▶ [WHAT THE TASK REQUIRES] Wherever a line in the records below contains "this", copy that line.

▶ [DATA PROVIDED]
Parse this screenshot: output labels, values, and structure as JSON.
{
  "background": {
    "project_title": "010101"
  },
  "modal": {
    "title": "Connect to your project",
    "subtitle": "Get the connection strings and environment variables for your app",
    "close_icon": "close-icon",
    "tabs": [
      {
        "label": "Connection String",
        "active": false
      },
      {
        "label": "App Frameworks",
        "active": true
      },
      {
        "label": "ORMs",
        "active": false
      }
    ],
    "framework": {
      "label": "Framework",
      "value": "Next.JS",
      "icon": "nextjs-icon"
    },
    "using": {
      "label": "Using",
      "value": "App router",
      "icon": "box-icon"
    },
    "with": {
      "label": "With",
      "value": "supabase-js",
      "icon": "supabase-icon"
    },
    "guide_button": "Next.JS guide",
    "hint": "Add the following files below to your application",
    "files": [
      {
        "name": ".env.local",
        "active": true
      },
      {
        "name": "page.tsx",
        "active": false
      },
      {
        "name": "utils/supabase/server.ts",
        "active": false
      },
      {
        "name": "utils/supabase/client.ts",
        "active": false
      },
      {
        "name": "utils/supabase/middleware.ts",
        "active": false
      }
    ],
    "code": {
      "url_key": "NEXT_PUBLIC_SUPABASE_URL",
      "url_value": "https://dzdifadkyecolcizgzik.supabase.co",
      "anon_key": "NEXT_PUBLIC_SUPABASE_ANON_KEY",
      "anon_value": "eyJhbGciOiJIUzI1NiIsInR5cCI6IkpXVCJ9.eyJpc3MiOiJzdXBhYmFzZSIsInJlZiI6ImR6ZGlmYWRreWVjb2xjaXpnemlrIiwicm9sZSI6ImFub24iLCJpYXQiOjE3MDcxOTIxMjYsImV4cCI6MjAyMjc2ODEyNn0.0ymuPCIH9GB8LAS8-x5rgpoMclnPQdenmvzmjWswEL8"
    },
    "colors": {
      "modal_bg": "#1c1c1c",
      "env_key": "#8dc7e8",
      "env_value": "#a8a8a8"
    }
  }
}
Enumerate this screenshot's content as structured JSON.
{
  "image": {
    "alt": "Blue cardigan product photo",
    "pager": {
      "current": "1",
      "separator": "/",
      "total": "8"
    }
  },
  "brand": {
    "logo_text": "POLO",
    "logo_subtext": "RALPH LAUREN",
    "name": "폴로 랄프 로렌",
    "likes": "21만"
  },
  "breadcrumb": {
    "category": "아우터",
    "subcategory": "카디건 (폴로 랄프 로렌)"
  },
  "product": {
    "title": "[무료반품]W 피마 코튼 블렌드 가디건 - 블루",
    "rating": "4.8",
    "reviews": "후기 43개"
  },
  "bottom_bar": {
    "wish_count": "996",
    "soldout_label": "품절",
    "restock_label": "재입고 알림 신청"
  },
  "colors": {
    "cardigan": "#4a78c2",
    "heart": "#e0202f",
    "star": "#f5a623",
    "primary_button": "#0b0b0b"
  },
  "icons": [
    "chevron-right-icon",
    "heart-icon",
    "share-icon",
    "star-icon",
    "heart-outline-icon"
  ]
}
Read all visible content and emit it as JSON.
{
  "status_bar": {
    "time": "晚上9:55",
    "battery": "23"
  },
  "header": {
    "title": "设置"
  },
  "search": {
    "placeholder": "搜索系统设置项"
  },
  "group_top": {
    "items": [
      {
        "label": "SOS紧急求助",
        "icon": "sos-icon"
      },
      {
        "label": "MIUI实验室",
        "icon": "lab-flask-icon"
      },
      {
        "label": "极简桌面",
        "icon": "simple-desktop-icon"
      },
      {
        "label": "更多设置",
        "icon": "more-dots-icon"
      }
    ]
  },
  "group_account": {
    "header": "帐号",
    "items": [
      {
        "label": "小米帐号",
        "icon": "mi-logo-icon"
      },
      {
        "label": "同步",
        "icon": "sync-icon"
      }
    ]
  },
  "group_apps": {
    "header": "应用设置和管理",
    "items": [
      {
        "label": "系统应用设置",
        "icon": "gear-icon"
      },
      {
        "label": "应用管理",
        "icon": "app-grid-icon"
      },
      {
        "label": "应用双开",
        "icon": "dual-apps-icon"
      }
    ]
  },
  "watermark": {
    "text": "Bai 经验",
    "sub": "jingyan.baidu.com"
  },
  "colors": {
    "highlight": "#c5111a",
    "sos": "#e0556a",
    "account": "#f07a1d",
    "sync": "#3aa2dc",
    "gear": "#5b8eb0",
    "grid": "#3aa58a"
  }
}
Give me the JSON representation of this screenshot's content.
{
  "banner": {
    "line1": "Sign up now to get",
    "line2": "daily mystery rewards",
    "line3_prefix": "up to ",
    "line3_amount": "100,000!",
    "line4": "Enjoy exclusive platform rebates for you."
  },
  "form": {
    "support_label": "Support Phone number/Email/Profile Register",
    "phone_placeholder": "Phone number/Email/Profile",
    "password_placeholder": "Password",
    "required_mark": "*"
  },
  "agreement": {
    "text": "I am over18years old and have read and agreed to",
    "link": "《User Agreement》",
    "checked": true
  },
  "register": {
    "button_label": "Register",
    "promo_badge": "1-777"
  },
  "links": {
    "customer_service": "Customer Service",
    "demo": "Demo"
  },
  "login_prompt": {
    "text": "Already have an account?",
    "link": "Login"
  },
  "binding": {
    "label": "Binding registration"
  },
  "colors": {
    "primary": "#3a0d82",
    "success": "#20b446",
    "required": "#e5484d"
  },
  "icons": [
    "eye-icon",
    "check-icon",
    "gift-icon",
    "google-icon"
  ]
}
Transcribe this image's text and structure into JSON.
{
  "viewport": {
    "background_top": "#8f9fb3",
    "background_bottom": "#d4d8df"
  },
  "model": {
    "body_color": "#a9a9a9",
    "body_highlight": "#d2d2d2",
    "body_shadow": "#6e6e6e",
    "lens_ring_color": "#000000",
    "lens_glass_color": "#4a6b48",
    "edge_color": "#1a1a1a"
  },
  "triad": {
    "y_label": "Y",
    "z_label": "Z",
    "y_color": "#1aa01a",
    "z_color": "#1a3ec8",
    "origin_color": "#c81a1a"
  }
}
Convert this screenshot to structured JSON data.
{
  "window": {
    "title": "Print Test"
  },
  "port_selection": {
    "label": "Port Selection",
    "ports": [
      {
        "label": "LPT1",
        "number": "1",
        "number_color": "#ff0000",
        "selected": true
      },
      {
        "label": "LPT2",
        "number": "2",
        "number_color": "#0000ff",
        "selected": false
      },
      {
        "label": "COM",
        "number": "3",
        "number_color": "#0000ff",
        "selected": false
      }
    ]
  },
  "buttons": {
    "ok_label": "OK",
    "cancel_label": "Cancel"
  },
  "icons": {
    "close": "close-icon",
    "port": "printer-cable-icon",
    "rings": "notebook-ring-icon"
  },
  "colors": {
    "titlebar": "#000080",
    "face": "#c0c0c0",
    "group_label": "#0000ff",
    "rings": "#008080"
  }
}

▶ [RESPONSE]
Parse this screenshot: output labels, values, and structure as JSON.
Enumerate this screenshot's content as structured JSON.
Give me the JSON representation of this screenshot's content.
Transcribe this image's text and structure into JSON.
Convert this screenshot to structured JSON data.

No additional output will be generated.